I am annoyed, but I look for Bottles on the App Store and, sure enough, there it is. Registration takes a few minutes. It asks for my location, and I agree. Then it shows a wide selection of brands. A bottle store at my fingertips. I am in heaven. I order two bottles of Ashbourne Sauvignon Blanc Chardonnay, a pack of ice and a packet of Lay’s.
While I am at it, I also order from Uber Eats.
I haven’t got up or bathed today. In fact, I have been struggling the whole week to get out of bed and cancelled my gym sessions. I just feel heavy, like I’m carrying the weight of the world on my shoulders. I don’t want any human interaction — thankfully, the Smile-Maker is travelling for work so I can be alone.
The delivery arrives 20 minutes later. I receive it wearing my gown and looking dishevelled. For a moment I worry what I must look like, but I don’t care. I pour myself a glass of wine and go back to my bed. Bottles will be my undoing because no longer do I have to rotate bottle stores so that I don’t raise suspicion about my drinking habits and get tongues wagging. I don’t even have to leave my house.
I spend the rest of the week in bed, ordering from Uber Eats and liquor from Bottles. The only rule I have is that I cannot drink before noon, but after that it’s bottoms up. I am usually drunk by 6pm and passed out on the couch or in my bedroom. The drinking doesn’t make me feel any better. I am not sure where the rage and sadness have come from.
I feel paralysed by these feelings, so I try to escape them. Of course, they miraculously disappear while I am drinking, but the next morning they are back at my doorstep and are always joined by self-loathing and shame. The four of them camp in my head and fight it out amongst themselves.
By the end of the week, I am emotionally and physically exhausted. I haven’t been in touch with anyone, so no one knows how I’m feeling. When I talk to the Smile-Maker, I sound okay except for the time I burst into tears. I sob on the phone.
“What’s wrong?” he keeps asking.
I can’t answer. It’s the first time I have cried in front of him. It’s the first time I have cried this year. I can’t tell him what’s wrong because I am not sure myself.
He stays on the phone with me while I sob. When we finally end the call, he says, “I will see you Sunday. I’ll take you out for lunch, okay?”
On Saturday I get out of bed and take my first shower for the week. I dress and start cleaning up my apartment, throwing out the evidence of the excess of the last seven days. I sit alone in the apartment, sober, and watch Netflix to distract myself.
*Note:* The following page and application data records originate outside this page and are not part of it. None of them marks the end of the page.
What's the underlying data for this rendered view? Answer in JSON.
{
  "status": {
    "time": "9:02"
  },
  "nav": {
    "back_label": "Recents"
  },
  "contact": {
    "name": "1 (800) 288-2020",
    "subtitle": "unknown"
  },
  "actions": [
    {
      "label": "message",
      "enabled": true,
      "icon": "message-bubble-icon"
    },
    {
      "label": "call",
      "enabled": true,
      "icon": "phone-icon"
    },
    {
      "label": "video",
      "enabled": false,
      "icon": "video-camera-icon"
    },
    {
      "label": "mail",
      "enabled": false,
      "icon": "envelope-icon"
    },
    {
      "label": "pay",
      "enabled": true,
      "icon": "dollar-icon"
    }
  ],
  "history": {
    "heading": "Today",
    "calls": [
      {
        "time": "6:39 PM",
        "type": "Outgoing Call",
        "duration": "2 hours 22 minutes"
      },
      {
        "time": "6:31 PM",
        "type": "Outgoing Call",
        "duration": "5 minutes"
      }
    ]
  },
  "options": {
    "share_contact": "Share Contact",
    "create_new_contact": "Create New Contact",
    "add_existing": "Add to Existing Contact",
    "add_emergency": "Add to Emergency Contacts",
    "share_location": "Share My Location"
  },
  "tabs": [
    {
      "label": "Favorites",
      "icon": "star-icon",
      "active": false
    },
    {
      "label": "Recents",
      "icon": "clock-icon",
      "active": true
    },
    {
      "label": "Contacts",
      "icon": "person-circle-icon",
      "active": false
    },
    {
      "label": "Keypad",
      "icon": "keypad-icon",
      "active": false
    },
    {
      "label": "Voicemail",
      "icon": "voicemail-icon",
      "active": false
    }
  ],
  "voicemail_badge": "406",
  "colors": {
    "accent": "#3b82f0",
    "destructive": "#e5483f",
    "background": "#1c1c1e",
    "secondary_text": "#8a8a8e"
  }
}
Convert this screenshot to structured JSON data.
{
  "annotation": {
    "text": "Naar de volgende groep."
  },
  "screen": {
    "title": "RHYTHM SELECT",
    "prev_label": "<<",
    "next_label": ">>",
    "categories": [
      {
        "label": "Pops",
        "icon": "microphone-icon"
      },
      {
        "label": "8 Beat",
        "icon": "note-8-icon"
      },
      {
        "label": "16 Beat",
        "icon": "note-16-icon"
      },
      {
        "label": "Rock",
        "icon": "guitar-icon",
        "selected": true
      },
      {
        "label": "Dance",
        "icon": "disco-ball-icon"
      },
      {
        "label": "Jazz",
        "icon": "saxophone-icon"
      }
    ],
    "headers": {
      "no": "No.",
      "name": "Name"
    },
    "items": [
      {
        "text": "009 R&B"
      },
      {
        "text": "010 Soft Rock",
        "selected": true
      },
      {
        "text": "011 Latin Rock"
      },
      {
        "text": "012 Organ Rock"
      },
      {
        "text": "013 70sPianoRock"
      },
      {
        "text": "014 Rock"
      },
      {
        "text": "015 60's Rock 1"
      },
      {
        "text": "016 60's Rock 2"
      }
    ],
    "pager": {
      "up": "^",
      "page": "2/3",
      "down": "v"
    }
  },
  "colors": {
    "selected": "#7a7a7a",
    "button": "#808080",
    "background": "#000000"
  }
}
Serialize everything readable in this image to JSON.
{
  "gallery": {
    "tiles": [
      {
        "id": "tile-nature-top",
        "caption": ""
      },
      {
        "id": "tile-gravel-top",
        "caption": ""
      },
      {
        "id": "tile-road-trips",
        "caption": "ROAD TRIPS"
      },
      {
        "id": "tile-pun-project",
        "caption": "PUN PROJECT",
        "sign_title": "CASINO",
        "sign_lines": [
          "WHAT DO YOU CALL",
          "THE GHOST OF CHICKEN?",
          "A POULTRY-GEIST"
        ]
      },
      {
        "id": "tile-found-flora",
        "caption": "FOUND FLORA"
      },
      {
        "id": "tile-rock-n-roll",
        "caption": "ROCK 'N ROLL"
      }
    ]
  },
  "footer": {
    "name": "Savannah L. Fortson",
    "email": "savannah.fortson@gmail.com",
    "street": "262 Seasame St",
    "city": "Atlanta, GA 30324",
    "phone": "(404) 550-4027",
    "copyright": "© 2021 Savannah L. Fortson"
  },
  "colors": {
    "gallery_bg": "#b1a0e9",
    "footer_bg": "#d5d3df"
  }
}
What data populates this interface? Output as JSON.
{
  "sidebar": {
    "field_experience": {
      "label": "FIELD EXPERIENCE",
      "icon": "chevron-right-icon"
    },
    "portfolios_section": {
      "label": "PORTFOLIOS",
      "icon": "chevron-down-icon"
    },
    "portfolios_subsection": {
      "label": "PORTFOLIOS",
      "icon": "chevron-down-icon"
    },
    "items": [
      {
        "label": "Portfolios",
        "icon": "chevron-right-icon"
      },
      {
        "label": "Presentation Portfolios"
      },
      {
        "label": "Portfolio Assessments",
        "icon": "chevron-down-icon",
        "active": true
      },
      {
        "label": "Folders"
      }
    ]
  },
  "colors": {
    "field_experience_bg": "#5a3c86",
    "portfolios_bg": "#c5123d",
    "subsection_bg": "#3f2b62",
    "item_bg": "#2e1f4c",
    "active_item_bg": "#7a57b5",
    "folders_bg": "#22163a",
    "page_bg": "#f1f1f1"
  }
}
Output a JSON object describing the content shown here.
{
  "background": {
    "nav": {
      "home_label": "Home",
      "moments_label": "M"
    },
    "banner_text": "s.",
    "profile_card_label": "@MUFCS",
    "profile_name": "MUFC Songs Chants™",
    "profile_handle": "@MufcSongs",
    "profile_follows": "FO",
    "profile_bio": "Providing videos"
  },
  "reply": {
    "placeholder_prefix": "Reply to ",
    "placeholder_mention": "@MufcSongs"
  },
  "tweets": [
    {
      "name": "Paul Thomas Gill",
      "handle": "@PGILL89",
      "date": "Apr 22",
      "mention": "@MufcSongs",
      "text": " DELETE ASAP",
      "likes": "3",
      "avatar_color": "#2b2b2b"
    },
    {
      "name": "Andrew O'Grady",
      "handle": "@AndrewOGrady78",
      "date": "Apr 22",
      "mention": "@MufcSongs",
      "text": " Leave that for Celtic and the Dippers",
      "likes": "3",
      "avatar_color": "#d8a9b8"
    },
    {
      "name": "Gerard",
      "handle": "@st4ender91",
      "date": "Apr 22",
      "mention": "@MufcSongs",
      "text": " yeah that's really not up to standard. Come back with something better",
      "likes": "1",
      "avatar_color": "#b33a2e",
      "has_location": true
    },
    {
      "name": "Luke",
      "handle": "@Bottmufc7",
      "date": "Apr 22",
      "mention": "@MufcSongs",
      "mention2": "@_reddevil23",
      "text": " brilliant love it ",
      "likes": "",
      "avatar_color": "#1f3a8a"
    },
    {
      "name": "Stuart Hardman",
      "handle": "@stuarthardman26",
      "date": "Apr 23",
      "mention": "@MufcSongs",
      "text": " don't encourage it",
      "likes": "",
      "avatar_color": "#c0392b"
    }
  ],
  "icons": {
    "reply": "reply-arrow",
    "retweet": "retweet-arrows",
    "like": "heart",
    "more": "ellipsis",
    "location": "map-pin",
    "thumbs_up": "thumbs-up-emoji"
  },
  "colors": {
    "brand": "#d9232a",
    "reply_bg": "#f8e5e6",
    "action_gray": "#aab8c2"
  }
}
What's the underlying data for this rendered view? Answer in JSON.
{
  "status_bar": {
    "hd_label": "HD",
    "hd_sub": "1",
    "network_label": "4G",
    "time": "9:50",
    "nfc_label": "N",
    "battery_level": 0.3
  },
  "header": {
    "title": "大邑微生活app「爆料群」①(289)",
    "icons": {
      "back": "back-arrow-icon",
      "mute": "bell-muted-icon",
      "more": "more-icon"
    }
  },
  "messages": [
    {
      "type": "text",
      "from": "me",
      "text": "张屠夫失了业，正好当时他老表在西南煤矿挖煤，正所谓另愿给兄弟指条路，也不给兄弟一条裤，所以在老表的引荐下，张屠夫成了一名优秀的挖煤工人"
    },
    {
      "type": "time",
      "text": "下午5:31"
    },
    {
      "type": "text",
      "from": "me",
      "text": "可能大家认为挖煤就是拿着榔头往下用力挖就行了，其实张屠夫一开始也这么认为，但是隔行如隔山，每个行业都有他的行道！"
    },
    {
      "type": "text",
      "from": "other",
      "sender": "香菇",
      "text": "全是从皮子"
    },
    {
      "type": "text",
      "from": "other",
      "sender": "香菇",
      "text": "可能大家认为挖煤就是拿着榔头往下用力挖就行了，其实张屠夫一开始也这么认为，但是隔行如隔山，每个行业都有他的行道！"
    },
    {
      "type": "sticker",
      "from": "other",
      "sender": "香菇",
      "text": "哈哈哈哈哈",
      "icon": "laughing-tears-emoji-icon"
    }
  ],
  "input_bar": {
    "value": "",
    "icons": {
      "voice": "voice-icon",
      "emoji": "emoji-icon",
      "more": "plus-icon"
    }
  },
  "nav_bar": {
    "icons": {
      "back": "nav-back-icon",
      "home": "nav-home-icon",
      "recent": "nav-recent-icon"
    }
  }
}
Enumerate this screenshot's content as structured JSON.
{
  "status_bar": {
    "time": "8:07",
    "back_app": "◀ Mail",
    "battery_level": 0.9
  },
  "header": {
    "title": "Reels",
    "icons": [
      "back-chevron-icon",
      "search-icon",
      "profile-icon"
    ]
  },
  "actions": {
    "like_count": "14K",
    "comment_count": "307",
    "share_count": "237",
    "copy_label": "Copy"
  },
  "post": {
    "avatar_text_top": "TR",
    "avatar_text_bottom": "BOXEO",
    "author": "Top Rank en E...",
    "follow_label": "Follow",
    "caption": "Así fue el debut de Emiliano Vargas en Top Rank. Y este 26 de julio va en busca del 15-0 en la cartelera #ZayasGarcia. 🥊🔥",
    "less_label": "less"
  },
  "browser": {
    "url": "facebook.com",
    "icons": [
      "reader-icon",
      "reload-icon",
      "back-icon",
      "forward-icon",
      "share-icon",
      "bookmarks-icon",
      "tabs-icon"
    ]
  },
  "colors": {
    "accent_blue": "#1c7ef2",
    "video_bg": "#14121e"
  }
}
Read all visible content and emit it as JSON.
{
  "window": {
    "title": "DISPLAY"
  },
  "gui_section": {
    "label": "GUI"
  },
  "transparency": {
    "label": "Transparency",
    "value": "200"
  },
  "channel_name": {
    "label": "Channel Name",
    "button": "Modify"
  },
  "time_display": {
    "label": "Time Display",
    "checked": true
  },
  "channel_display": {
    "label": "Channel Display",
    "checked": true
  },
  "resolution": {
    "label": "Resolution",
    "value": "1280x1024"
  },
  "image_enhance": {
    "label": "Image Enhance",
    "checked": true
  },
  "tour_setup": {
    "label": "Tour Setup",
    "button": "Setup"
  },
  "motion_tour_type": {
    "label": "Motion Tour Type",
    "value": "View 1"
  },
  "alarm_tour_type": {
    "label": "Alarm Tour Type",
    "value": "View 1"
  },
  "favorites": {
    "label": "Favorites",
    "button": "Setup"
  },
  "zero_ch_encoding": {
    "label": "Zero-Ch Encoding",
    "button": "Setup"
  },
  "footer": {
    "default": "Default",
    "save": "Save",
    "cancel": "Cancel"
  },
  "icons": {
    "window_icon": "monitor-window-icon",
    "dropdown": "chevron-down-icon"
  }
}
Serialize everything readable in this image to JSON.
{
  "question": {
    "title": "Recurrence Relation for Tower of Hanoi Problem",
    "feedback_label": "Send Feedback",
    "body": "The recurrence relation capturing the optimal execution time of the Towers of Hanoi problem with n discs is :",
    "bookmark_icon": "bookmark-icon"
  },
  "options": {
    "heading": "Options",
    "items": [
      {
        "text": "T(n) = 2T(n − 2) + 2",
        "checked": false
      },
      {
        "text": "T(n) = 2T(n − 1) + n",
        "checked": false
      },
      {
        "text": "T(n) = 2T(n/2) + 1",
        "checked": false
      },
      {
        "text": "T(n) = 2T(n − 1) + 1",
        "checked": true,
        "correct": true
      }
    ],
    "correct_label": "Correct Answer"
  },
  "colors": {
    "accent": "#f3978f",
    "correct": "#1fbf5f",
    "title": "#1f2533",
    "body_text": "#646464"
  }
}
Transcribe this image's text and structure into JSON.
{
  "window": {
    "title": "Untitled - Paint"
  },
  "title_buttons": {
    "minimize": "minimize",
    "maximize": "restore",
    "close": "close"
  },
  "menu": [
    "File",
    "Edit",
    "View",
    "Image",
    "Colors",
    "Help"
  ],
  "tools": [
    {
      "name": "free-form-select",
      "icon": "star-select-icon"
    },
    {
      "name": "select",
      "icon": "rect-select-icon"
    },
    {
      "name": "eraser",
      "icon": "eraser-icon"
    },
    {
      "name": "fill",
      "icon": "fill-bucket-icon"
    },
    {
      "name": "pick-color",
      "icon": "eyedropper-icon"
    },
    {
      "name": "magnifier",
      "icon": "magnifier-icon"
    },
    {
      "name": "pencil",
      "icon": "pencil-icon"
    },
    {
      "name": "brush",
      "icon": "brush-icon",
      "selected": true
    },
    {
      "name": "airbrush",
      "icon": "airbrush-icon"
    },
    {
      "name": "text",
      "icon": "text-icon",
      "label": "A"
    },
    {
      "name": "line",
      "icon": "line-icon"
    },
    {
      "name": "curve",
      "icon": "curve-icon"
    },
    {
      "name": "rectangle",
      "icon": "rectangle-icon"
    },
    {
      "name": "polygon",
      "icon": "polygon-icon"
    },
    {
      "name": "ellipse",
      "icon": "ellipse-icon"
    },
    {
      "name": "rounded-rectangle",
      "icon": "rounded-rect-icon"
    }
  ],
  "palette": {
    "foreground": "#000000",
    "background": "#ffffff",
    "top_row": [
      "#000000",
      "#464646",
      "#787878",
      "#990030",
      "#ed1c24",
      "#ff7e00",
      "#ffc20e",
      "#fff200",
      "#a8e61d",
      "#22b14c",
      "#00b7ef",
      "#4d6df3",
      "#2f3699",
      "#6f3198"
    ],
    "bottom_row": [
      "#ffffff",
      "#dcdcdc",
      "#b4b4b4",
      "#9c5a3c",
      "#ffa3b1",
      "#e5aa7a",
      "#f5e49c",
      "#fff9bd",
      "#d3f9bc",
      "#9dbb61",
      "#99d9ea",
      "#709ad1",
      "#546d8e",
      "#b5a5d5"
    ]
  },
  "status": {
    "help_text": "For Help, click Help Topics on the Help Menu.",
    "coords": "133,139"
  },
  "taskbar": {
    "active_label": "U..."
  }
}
My new friends, Rage and Sadness, come back to visit. I sit with them for the first time and don’t try to make them disappear.
On the Rocks: Memoir of a High-functioning Alcoholic, Melinda Ferguson Books, R280